_Your instructions_
What lines of the material below hold the string "this"? Copy them out.

_Extracted records_
******
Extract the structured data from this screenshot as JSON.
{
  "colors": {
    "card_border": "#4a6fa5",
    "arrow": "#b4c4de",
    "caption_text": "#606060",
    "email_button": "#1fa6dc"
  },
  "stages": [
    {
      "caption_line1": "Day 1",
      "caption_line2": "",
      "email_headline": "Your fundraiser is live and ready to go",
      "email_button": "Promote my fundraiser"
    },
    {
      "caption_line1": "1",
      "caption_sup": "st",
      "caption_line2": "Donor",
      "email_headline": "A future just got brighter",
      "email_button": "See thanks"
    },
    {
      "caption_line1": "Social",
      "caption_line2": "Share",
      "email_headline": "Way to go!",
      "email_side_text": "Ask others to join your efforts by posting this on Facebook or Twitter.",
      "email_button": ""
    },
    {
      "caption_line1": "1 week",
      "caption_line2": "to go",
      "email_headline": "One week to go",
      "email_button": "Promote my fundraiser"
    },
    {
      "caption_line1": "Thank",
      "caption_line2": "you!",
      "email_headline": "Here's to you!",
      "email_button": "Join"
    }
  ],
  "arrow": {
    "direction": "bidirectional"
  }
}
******
_Solved exercise_
Extract the structured data from this screenshot as JSON.
      "email_side_text": "Ask others to join your efforts by posting this on Facebook or Twitter.",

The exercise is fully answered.